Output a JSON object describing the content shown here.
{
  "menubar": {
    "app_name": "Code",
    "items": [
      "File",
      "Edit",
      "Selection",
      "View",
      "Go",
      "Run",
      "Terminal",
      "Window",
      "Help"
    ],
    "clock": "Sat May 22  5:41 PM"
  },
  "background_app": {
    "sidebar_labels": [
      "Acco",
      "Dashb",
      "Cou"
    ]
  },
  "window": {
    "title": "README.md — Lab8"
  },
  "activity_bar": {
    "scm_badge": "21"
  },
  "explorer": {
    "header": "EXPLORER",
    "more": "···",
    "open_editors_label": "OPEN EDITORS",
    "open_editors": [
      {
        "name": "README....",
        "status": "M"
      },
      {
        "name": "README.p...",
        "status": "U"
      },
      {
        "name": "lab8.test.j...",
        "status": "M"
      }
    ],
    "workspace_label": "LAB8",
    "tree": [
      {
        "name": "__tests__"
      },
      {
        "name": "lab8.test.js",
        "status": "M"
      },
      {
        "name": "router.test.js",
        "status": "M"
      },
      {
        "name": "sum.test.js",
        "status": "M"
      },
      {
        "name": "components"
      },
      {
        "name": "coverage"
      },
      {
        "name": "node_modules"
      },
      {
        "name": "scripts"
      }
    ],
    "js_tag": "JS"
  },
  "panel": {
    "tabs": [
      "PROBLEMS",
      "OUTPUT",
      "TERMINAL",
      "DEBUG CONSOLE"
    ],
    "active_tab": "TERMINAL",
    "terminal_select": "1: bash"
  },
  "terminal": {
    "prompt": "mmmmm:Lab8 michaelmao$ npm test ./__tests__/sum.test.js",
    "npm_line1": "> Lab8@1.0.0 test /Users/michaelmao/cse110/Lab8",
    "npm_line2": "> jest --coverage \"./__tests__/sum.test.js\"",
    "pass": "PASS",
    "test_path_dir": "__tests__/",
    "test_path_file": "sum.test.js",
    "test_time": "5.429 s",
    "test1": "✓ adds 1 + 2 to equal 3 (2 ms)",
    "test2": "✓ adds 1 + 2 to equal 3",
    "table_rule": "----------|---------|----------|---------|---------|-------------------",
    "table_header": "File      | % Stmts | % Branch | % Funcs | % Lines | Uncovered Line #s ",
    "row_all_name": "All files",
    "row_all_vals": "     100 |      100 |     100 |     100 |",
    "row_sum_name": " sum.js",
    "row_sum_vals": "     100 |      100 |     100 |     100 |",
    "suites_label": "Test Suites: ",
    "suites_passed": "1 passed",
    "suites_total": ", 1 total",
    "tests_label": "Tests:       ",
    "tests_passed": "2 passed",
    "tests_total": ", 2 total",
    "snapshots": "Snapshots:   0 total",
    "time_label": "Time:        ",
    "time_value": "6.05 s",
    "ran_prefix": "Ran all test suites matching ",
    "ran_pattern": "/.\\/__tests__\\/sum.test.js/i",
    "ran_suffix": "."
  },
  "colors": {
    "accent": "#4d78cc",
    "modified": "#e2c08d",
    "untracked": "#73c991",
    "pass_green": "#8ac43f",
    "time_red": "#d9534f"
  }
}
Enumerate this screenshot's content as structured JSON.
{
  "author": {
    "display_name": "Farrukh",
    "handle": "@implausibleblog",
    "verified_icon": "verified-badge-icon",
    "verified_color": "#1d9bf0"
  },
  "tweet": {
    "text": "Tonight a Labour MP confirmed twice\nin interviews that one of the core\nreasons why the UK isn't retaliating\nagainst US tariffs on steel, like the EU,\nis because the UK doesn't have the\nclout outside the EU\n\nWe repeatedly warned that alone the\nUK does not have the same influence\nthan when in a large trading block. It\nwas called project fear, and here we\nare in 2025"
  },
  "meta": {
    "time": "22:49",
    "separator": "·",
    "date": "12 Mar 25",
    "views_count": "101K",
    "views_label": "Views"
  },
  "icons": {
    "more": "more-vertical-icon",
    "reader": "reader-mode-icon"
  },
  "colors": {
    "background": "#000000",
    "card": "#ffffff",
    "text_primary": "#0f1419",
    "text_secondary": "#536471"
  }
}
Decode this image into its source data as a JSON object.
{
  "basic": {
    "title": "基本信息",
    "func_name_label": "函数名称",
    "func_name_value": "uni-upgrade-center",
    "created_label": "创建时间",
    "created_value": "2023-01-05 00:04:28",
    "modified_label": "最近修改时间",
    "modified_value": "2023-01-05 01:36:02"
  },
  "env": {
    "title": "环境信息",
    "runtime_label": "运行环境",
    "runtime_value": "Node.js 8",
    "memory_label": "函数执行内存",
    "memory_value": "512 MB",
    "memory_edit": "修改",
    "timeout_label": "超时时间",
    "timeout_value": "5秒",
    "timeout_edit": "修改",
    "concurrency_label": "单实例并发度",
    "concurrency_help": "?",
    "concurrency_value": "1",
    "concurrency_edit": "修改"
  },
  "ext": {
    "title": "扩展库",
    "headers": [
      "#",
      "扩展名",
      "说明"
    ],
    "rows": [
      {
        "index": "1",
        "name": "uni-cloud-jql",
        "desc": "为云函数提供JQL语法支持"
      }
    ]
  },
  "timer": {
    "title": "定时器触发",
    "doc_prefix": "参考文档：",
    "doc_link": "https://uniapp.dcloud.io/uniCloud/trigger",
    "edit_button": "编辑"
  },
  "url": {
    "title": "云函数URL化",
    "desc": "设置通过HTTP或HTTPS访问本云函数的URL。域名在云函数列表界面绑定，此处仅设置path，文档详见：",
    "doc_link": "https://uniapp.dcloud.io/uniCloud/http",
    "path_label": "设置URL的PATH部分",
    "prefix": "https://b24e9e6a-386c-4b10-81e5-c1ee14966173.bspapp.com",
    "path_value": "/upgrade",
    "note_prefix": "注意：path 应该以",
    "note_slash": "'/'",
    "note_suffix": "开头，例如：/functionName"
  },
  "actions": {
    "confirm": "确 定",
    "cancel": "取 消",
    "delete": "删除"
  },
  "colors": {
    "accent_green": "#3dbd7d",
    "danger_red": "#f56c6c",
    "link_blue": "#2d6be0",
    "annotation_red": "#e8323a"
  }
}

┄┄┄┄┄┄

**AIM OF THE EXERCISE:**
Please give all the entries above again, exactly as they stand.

**RESPONSE BELOW:**
Output a JSON object describing the content shown here.
{
  "menubar": {
    "app_name": "Code",
    "items": [
      "File",
      "Edit",
      "Selection",
      "View",
      "Go",
      "Run",
      "Terminal",
      "Window",
      "Help"
    ],
    "clock": "Sat May 22  5:41 PM"
  },
  "background_app": {
    "sidebar_labels": [
      "Acco",
      "Dashb",
      "Cou"
    ]
  },
  "window": {
    "title": "README.md — Lab8"
  },
  "activity_bar": {
    "scm_badge": "21"
  },
  "explorer": {
    "header": "EXPLORER",
    "more": "···",
    "open_editors_label": "OPEN EDITORS",
    "open_editors": [
      {
        "name": "README....",
        "status": "M"
      },
      {
        "name": "README.p...",
        "status": "U"
      },
      {
        "name": "lab8.test.j...",
        "status": "M"
      }
    ],
    "workspace_label": "LAB8",
    "tree": [
      {
        "name": "__tests__"
      },
      {
        "name": "lab8.test.js",
        "status": "M"
      },
      {
        "name": "router.test.js",
        "status": "M"
      },
      {
        "name": "sum.test.js",
        "status": "M"
      },
      {
        "name": "components"
      },
      {
        "name": "coverage"
      },
      {
        "name": "node_modules"
      },
      {
        "name": "scripts"
      }
    ],
    "js_tag": "JS"
  },
  "panel": {
    "tabs": [
      "PROBLEMS",
      "OUTPUT",
      "TERMINAL",
      "DEBUG CONSOLE"
    ],
    "active_tab": "TERMINAL",
    "terminal_select": "1: bash"
  },
  "terminal": {
    "prompt": "mmmmm:Lab8 michaelmao$ npm test ./__tests__/sum.test.js",
    "npm_line1": "> Lab8@1.0.0 test /Users/michaelmao/cse110/Lab8",
    "npm_line2": "> jest --coverage \"./__tests__/sum.test.js\"",
    "pass": "PASS",
    "test_path_dir": "__tests__/",
    "test_path_file": "sum.test.js",
    "test_time": "5.429 s",
    "test1": "✓ adds 1 + 2 to equal 3 (2 ms)",
    "test2": "✓ adds 1 + 2 to equal 3",
    "table_rule": "----------|---------|----------|---------|---------|-------------------",
    "table_header": "File      | % Stmts | % Branch | % Funcs | % Lines | Uncovered Line #s ",
    "row_all_name": "All files",
    "row_all_vals": "     100 |      100 |     100 |     100 |",
    "row_sum_name": " sum.js",
    "row_sum_vals": "     100 |      100 |     100 |     100 |",
    "suites_label": "Test Suites: ",
    "suites_passed": "1 passed",
    "suites_total": ", 1 total",
    "tests_label": "Tests:       ",
    "tests_passed": "2 passed",
    "tests_total": ", 2 total",
    "snapshots": "Snapshots:   0 total",
    "time_label": "Time:        ",
    "time_value": "6.05 s",
    "ran_prefix": "Ran all test suites matching ",
    "ran_pattern": "/.\\/__tests__\\/sum.test.js/i",
    "ran_suffix": "."
  },
  "colors": {
    "accent": "#4d78cc",
    "modified": "#e2c08d",
    "untracked": "#73c991",
    "pass_green": "#8ac43f",
    "time_red": "#d9534f"
  }
}
Enumerate this screenshot's content as structured JSON.
{
  "author": {
    "display_name": "Farrukh",
    "handle": "@implausibleblog",
    "verified_icon": "verified-badge-icon",
    "verified_color": "#1d9bf0"
  },
  "tweet": {
    "text": "Tonight a Labour MP confirmed twice\nin interviews that one of the core\nreasons why the UK isn't retaliating\nagainst US tariffs on steel, like the EU,\nis because the UK doesn't have the\nclout outside the EU\n\nWe repeatedly warned that alone the\nUK does not have the same influence\nthan when in a large trading block. It\nwas called project fear, and here we\nare in 2025"
  },
  "meta": {
    "time": "22:49",
    "separator": "·",
    "date": "12 Mar 25",
    "views_count": "101K",
    "views_label": "Views"
  },
  "icons": {
    "more": "more-vertical-icon",
    "reader": "reader-mode-icon"
  },
  "colors": {
    "background": "#000000",
    "card": "#ffffff",
    "text_primary": "#0f1419",
    "text_secondary": "#536471"
  }
}
Decode this image into its source data as a JSON object.
{
  "basic": {
    "title": "基本信息",
    "func_name_label": "函数名称",
    "func_name_value": "uni-upgrade-center",
    "created_label": "创建时间",
    "created_value": "2023-01-05 00:04:28",
    "modified_label": "最近修改时间",
    "modified_value": "2023-01-05 01:36:02"
  },
  "env": {
    "title": "环境信息",
    "runtime_label": "运行环境",
    "runtime_value": "Node.js 8",
    "memory_label": "函数执行内存",
    "memory_value": "512 MB",
    "memory_edit": "修改",
    "timeout_label": "超时时间",
    "timeout_value": "5秒",
    "timeout_edit": "修改",
    "concurrency_label": "单实例并发度",
    "concurrency_help": "?",
    "concurrency_value": "1",
    "concurrency_edit": "修改"
  },
  "ext": {
    "title": "扩展库",
    "headers": [
      "#",
      "扩展名",
      "说明"
    ],
    "rows": [
      {
        "index": "1",
        "name": "uni-cloud-jql",
        "desc": "为云函数提供JQL语法支持"
      }
    ]
  },
  "timer": {
    "title": "定时器触发",
    "doc_prefix": "参考文档：",
    "doc_link": "https://uniapp.dcloud.io/uniCloud/trigger",
    "edit_button": "编辑"
  },
  "url": {
    "title": "云函数URL化",
    "desc": "设置通过HTTP或HTTPS访问本云函数的URL。域名在云函数列表界面绑定，此处仅设置path，文档详见：",
    "doc_link": "https://uniapp.dcloud.io/uniCloud/http",
    "path_label": "设置URL的PATH部分",
    "prefix": "https://b24e9e6a-386c-4b10-81e5-c1ee14966173.bspapp.com",
    "path_value": "/upgrade",
    "note_prefix": "注意：path 应该以",
    "note_slash": "'/'",
    "note_suffix": "开头，例如：/functionName"
  },
  "actions": {
    "confirm": "确 定",
    "cancel": "取 消",
    "delete": "删除"
  },
  "colors": {
    "accent_green": "#3dbd7d",
    "danger_red": "#f56c6c",
    "link_blue": "#2d6be0",
    "annotation_red": "#e8323a"
  }
}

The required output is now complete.